With barely two months to the Christmas season, Ghana’s inflation rate for October 2011 rose to 8.56% from 8.40% in September, according to the Ghana Statistical Service (GSS) figures released November 9, 2011 in Accra.
The monthly change for October 2011 that is between September 2011 and October 2011, the GSS says slipped 0.80%.
The GSS explained that the rise in inflation in October 2011 was mainly due to the rise in the general price level of the food and non-alcoholic beverage group. “The inflation rate for the food and non-alcoholic beverages group increased from 3.74% in September 2011 to 4.03% in October 2011, while the non-food recorded a marginal increase of 0.02 percentage points above the September 2011 rate (11.30%).”
According to Dr Grace Bediako, Head of the Service, the non-food group, with a combined weight of 55.09%, had five sub-groups recording inflation rates above the group’s average of 11.32 percent. “They include Transport (23.00%); Miscellaneous goods and services (18.19%); Clothing and footwear (13.71%); Furnishings, household equipment, etc. (13.19%); and Alcoholic beverages, tobacco and narcotics (12.26%),” she said.
The GSS said the food and non-alcoholic beverages group, on the other hand, recorded single digit inflation rate over the past 12 months ranging between 5.62% October 2010 and 4.03% in October 2011. The lowest rate of 2.78% was recorded in June 2011.
The inflation rate has remained at single digit level since June 2010. Over the past 12 months the rate has ranged between 9.38 percent and 8.39 percent. The year 2011 began with a rate of 9.08%, increased to 9.16% in February, before falling continuously to 8.39% in July 2011. The rate stabilised thereafter, recording 8.41 and 8.40% in August and September 2011 respectively.
The Bank of Ghana (BoG) has predicted a single inflation digit of 9% at the end of the year but as the Christmas season comes by, it expected that cost of goods will increase thereby triggering the rate to jump.

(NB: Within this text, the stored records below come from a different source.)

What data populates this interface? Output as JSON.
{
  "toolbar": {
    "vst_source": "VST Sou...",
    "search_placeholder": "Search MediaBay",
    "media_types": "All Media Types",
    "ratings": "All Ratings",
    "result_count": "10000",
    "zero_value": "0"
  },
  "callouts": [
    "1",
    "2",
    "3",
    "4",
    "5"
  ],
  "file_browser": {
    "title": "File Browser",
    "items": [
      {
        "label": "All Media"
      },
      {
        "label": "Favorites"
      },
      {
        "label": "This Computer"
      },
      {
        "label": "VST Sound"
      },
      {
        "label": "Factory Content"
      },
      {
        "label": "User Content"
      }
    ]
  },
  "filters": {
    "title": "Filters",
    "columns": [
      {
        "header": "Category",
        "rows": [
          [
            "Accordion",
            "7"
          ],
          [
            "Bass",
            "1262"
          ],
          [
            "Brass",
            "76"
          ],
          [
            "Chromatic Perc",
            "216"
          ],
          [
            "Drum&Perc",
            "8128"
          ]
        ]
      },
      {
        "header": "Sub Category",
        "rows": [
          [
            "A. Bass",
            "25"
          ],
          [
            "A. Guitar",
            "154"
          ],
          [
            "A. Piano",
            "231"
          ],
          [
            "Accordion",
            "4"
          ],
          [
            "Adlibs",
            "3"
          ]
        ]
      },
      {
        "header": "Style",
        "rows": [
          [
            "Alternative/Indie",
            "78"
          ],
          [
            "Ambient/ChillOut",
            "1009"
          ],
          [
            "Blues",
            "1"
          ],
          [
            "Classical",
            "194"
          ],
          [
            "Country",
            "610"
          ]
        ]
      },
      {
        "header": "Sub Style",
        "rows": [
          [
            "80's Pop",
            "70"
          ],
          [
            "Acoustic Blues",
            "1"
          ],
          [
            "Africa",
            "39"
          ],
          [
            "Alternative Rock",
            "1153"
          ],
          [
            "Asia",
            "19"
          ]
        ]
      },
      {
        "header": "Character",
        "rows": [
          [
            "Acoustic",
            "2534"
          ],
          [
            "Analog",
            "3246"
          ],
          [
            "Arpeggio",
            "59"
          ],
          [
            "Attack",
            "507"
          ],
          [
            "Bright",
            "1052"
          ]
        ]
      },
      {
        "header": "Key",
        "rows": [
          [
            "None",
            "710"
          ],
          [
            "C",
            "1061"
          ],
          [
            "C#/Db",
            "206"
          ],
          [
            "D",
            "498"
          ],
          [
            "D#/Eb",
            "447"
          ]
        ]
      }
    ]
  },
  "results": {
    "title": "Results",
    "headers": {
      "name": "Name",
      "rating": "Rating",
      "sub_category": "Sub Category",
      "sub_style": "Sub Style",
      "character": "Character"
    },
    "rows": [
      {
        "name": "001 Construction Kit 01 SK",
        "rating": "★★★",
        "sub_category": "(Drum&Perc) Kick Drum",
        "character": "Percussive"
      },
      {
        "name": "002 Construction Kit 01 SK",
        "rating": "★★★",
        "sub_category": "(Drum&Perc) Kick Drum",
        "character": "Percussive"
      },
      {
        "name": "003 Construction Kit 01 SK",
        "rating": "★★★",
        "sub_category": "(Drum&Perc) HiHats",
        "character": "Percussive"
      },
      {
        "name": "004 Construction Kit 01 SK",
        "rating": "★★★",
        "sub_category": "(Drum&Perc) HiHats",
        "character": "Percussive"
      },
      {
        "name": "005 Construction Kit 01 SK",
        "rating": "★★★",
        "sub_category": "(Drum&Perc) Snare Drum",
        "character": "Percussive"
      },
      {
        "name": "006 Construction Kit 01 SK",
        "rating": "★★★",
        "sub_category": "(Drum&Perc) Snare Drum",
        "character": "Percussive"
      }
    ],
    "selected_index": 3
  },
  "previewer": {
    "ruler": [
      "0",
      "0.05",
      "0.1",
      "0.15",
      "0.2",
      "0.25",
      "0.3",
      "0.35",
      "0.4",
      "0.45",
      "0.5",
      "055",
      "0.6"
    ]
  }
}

The central bank held its policy rate (interest rate) at 12.5%, three times in a row.
By Ekow Quandzie